**** Entries provided ****
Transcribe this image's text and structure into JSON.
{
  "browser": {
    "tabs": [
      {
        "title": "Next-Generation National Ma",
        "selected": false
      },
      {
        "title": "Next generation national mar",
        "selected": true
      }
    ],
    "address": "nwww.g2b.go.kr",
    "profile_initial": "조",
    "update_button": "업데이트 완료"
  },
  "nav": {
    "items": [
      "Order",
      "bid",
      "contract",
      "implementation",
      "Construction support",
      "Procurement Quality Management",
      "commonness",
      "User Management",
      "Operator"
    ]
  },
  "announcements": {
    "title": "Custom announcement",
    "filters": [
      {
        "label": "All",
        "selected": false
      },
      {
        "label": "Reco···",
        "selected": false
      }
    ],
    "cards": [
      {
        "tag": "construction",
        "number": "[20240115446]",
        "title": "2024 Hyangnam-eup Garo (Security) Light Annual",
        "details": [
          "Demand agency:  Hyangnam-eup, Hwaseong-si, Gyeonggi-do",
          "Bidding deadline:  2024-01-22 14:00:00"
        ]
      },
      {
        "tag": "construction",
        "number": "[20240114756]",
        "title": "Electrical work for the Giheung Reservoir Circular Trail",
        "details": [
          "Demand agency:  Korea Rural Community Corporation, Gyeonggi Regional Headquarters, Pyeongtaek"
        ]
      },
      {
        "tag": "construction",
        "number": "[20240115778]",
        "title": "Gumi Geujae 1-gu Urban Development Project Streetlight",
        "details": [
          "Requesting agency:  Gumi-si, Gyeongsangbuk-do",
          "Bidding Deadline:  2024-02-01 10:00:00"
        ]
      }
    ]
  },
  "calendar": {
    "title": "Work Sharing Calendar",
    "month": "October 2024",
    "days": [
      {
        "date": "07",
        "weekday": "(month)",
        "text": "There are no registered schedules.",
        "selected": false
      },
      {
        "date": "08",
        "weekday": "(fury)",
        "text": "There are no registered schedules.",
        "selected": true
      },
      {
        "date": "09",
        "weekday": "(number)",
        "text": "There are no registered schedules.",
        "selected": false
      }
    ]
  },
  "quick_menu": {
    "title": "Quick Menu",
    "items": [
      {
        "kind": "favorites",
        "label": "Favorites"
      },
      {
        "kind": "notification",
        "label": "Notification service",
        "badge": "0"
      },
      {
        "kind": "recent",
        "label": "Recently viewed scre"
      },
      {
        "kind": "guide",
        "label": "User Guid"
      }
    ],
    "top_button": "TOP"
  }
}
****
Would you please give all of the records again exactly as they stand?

- **Result of the exercise**:
Transcribe this image's text and structure into JSON.
{
  "browser": {
    "tabs": [
      {
        "title": "Next-Generation National Ma",
        "selected": false
      },
      {
        "title": "Next generation national mar",
        "selected": true
      }
    ],
    "address": "nwww.g2b.go.kr",
    "profile_initial": "조",
    "update_button": "업데이트 완료"
  },
  "nav": {
    "items": [
      "Order",
      "bid",
      "contract",
      "implementation",
      "Construction support",
      "Procurement Quality Management",
      "commonness",
      "User Management",
      "Operator"
    ]
  },
  "announcements": {
    "title": "Custom announcement",
    "filters": [
      {
        "label": "All",
        "selected": false
      },
      {
        "label": "Reco···",
        "selected": false
      }
    ],
    "cards": [
      {
        "tag": "construction",
        "number": "[20240115446]",
        "title": "2024 Hyangnam-eup Garo (Security) Light Annual",
        "details": [
          "Demand agency:  Hyangnam-eup, Hwaseong-si, Gyeonggi-do",
          "Bidding deadline:  2024-01-22 14:00:00"
        ]
      },
      {
        "tag": "construction",
        "number": "[20240114756]",
        "title": "Electrical work for the Giheung Reservoir Circular Trail",
        "details": [
          "Demand agency:  Korea Rural Community Corporation, Gyeonggi Regional Headquarters, Pyeongtaek"
        ]
      },
      {
        "tag": "construction",
        "number": "[20240115778]",
        "title": "Gumi Geujae 1-gu Urban Development Project Streetlight",
        "details": [
          "Requesting agency:  Gumi-si, Gyeongsangbuk-do",
          "Bidding Deadline:  2024-02-01 10:00:00"
        ]
      }
    ]
  },
  "calendar": {
    "title": "Work Sharing Calendar",
    "month": "October 2024",
    "days": [
      {
        "date": "07",
        "weekday": "(month)",
        "text": "There are no registered schedules.",
        "selected": false
      },
      {
        "date": "08",
        "weekday": "(fury)",
        "text": "There are no registered schedules.",
        "selected": true
      },
      {
        "date": "09",
        "weekday": "(number)",
        "text": "There are no registered schedules.",
        "selected": false
      }
    ]
  },
  "quick_menu": {
    "title": "Quick Menu",
    "items": [
      {
        "kind": "favorites",
        "label": "Favorites"
      },
      {
        "kind": "notification",
        "label": "Notification service",
        "badge": "0"
      },
      {
        "kind": "recent",
        "label": "Recently viewed scre"
      },
      {
        "kind": "guide",
        "label": "User Guid"
      }
    ],
    "top_button": "TOP"
  }
}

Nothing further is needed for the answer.